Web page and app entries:
───

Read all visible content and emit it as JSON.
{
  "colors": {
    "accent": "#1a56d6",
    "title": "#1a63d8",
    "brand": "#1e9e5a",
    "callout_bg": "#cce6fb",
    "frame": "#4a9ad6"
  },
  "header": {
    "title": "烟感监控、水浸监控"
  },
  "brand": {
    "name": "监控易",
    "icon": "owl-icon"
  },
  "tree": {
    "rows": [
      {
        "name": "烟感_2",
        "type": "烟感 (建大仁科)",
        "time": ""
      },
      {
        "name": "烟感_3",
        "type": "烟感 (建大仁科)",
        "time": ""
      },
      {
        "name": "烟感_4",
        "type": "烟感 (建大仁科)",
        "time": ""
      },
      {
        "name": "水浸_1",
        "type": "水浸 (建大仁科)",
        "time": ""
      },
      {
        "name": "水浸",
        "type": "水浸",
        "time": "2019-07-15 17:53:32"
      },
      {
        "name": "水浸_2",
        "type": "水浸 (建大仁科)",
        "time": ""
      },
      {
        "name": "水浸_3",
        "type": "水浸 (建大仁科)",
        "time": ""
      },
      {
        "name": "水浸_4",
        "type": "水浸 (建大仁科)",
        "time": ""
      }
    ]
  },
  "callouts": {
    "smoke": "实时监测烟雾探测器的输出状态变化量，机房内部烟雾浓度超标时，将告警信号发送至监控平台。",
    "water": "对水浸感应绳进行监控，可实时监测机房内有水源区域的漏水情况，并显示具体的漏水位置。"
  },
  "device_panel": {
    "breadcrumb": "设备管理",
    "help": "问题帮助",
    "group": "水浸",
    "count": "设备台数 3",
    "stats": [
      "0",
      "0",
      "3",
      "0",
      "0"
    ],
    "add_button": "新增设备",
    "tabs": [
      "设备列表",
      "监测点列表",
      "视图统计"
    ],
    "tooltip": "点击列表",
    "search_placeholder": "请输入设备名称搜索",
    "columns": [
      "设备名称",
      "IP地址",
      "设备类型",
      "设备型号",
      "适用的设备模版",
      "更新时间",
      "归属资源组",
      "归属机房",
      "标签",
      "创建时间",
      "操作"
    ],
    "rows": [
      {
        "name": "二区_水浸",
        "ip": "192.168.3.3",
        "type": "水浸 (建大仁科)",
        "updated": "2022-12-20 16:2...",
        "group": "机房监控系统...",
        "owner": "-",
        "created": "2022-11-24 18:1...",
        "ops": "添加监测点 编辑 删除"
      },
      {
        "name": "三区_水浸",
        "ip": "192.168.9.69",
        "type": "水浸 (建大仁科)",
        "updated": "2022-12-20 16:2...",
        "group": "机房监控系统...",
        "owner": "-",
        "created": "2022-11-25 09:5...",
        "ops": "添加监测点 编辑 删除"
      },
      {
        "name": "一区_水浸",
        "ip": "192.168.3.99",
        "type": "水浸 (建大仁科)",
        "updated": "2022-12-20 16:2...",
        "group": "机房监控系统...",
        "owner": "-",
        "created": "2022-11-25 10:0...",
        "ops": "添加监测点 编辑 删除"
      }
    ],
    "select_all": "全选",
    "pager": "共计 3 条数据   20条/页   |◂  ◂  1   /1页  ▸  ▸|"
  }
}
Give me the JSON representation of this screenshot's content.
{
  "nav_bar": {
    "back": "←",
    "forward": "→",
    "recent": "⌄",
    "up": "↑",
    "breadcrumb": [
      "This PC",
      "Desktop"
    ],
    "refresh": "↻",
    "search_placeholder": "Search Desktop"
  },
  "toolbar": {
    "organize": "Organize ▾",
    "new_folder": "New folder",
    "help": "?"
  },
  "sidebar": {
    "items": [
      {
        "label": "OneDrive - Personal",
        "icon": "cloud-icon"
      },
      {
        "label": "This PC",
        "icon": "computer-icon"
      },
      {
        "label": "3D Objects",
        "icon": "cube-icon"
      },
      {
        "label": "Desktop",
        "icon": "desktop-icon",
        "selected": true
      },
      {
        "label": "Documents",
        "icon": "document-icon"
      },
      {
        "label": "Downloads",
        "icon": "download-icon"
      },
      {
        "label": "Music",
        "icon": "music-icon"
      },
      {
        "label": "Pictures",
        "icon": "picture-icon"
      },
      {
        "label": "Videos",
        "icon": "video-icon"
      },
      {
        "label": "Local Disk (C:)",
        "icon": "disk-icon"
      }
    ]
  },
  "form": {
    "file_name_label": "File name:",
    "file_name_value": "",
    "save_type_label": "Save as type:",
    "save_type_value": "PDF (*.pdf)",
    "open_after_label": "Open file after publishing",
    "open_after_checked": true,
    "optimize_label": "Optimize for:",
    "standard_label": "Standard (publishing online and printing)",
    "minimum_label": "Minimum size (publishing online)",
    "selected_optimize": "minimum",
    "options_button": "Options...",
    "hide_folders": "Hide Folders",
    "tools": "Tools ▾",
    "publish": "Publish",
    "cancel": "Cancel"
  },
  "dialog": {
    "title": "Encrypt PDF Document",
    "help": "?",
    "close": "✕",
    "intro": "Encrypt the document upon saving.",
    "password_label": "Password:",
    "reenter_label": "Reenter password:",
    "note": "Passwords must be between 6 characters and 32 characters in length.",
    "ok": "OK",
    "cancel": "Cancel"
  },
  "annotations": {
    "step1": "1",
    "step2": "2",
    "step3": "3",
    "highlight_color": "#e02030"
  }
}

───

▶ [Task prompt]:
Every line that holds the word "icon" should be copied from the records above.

▶ [Exercise solution]:
    "icon": "owl-icon"
        "icon": "cloud-icon"
        "icon": "computer-icon"
        "icon": "cube-icon"
        "icon": "desktop-icon",
        "icon": "document-icon"
        "icon": "download-icon"
        "icon": "music-icon"
        "icon": "picture-icon"
        "icon": "video-icon"
        "icon": "disk-icon"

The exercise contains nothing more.